● **Aim of the task**: Look through the entries below and say how many lines contain the string "Inbox". Give the number only.

***** Data shown *****

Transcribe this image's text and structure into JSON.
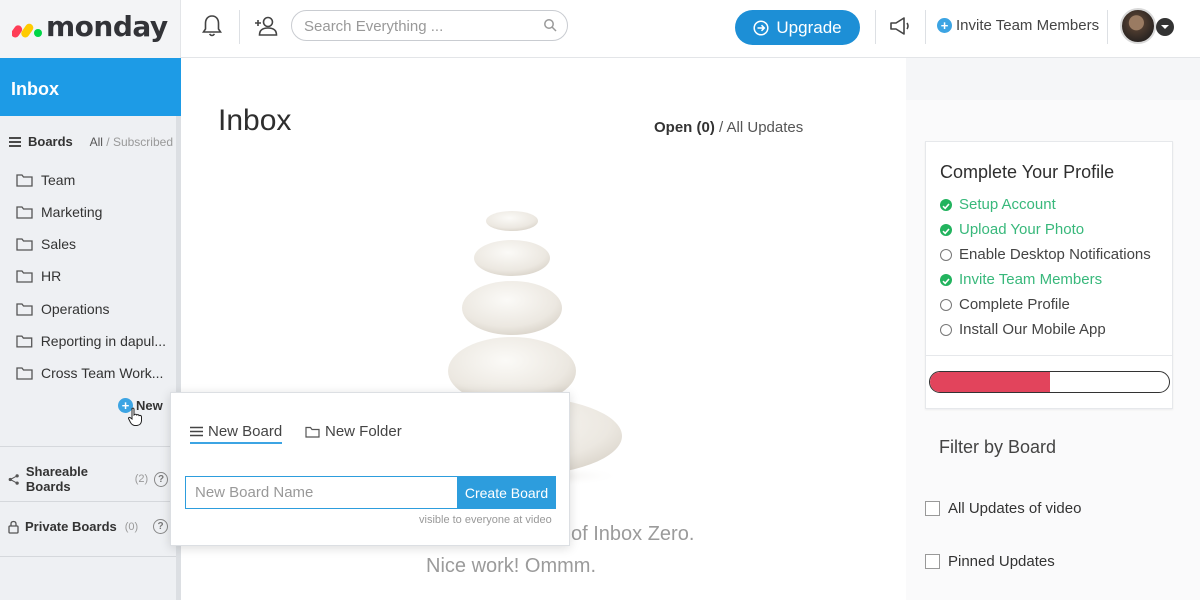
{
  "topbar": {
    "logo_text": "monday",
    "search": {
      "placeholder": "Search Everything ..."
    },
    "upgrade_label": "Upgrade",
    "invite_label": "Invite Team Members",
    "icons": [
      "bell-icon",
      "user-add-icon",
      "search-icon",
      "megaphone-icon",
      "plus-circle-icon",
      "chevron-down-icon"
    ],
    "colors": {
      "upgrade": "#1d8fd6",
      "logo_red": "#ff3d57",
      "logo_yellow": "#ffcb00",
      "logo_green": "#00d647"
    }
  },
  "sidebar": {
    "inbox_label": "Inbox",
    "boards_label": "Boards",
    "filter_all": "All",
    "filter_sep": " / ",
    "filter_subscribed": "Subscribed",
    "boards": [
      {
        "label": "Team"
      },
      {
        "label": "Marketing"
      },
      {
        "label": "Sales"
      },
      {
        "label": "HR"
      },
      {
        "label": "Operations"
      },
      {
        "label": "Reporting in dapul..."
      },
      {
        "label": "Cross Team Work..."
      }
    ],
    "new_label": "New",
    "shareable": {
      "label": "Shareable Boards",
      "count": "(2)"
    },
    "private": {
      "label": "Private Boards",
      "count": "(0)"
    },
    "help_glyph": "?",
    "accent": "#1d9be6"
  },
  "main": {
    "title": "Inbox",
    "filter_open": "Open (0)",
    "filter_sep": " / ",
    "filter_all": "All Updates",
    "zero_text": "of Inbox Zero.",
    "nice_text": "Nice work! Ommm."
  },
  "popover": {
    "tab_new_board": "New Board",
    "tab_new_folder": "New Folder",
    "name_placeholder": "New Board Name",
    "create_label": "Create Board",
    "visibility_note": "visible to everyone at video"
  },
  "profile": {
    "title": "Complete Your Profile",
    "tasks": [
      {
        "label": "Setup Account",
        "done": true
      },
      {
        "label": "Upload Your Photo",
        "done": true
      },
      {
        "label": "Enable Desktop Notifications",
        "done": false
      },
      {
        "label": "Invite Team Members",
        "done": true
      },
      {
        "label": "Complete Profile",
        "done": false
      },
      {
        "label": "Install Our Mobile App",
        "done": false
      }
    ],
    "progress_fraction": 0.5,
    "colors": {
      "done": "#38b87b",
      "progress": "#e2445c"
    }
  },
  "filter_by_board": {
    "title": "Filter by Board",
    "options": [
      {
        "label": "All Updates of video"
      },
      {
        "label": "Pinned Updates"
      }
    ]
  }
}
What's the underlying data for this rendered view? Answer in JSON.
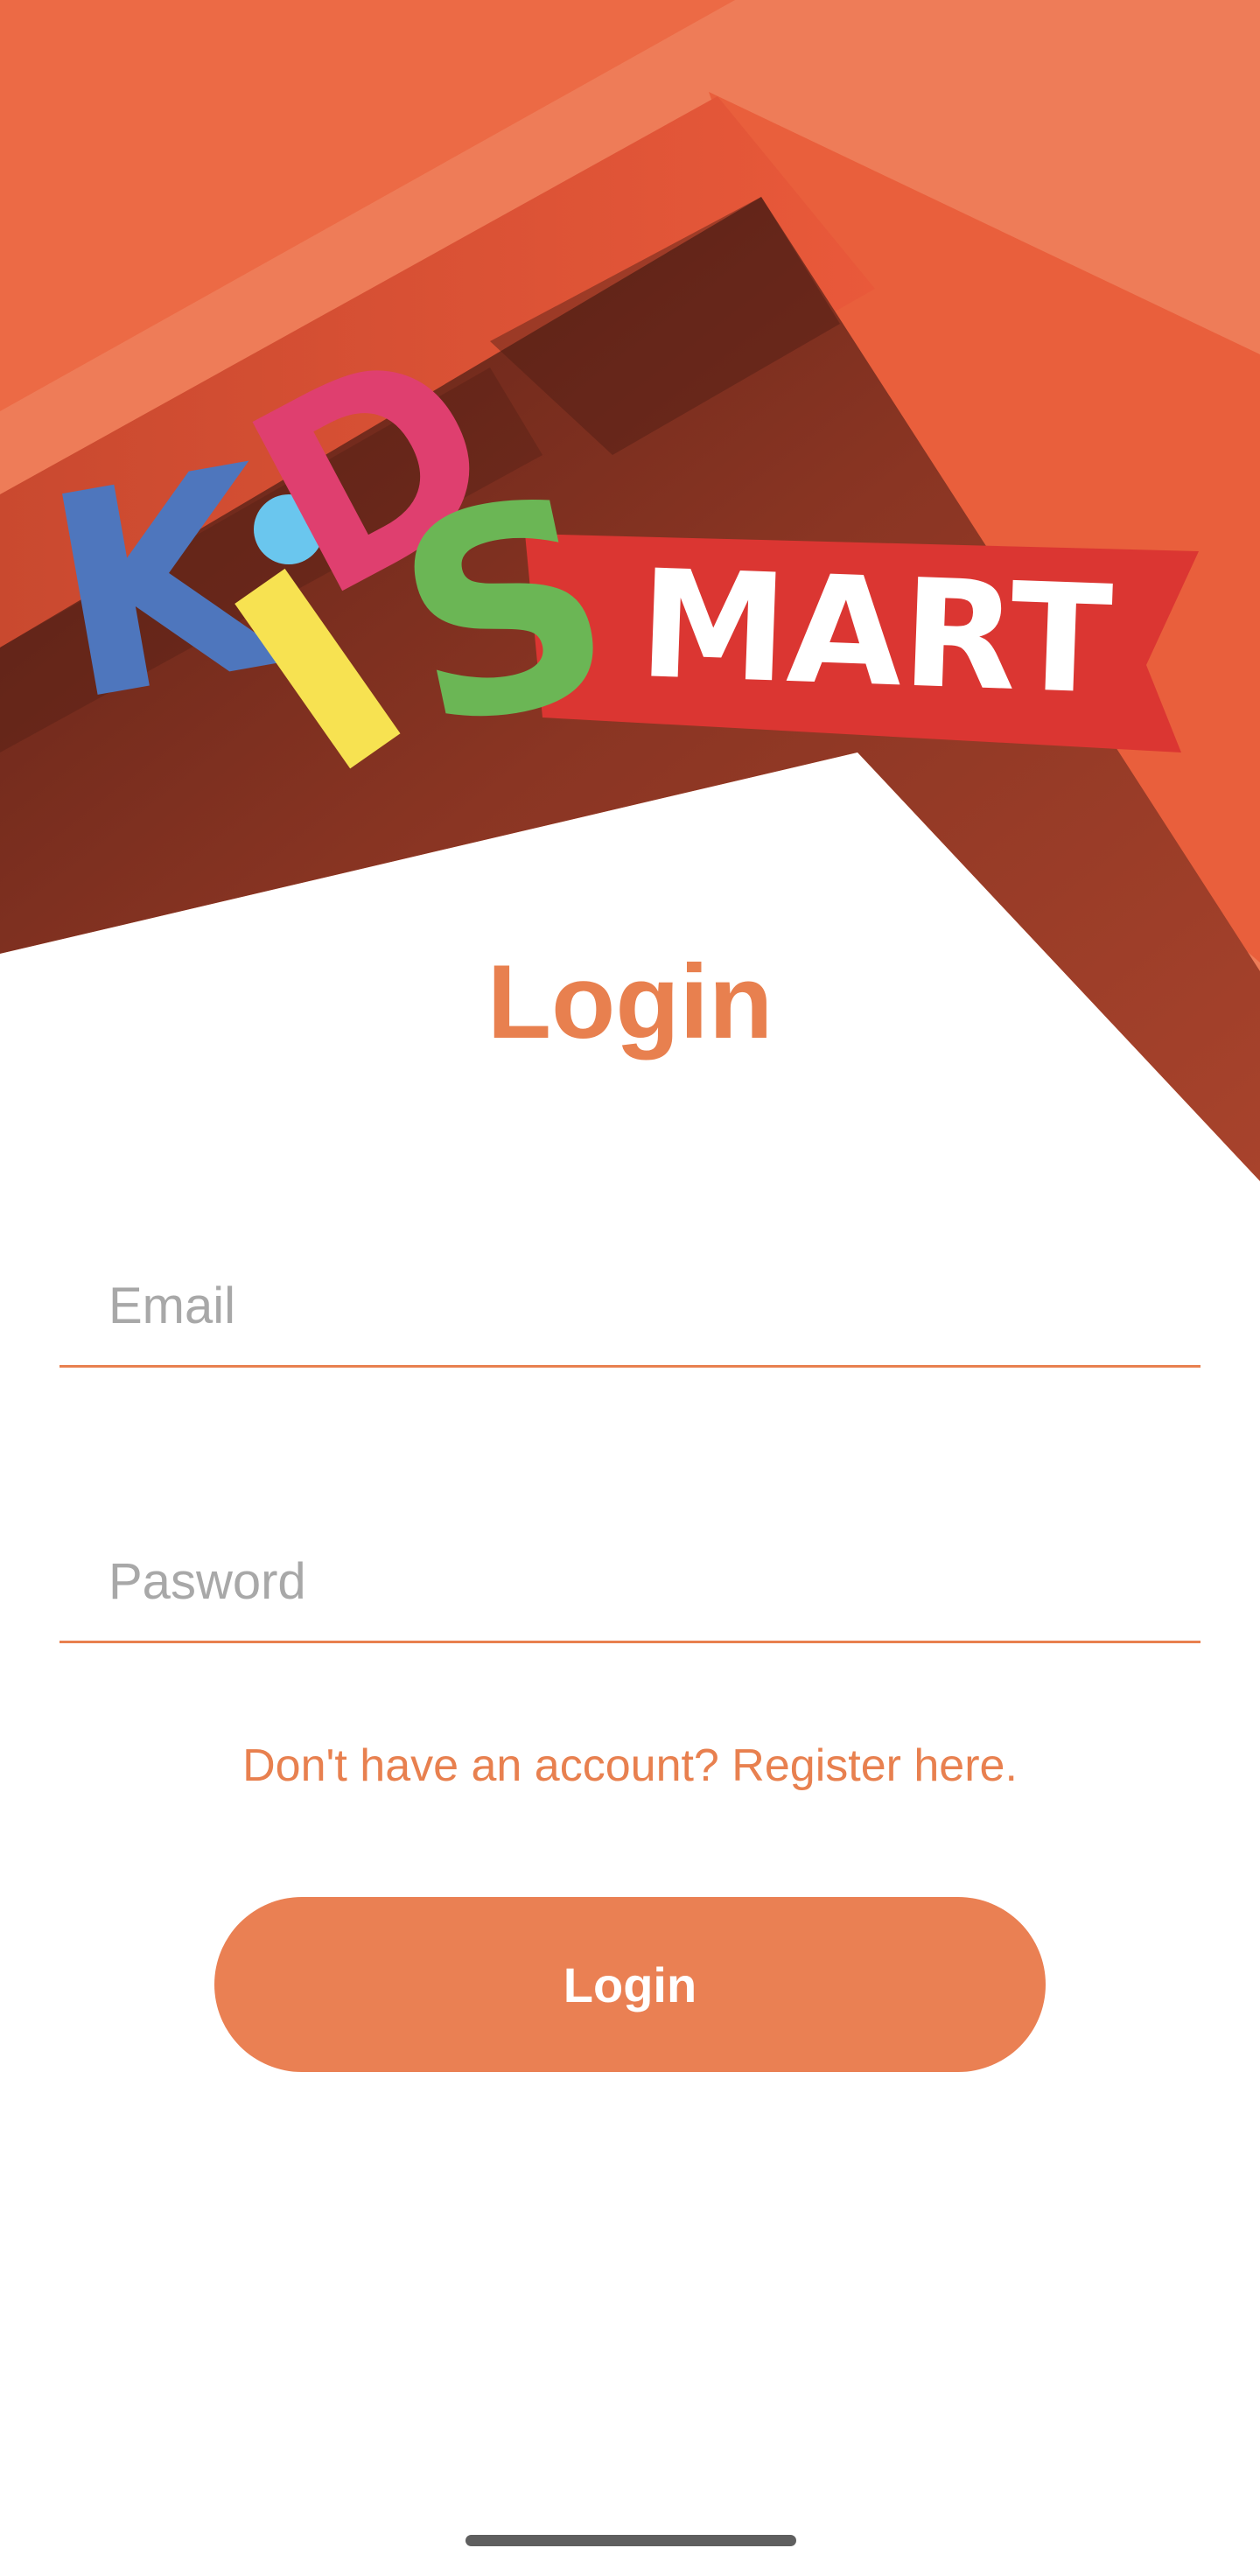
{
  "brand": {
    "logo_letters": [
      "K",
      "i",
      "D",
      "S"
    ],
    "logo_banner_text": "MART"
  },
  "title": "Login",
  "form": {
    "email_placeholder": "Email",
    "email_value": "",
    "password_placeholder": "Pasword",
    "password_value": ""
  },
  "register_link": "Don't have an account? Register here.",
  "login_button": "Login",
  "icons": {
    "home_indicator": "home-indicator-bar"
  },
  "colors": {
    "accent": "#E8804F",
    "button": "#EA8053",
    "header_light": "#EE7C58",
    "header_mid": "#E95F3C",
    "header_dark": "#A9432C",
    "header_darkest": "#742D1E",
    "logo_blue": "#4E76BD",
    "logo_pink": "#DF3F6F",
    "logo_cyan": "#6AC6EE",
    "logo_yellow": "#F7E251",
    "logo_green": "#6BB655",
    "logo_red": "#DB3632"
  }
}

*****

● **Exercise solution**: 3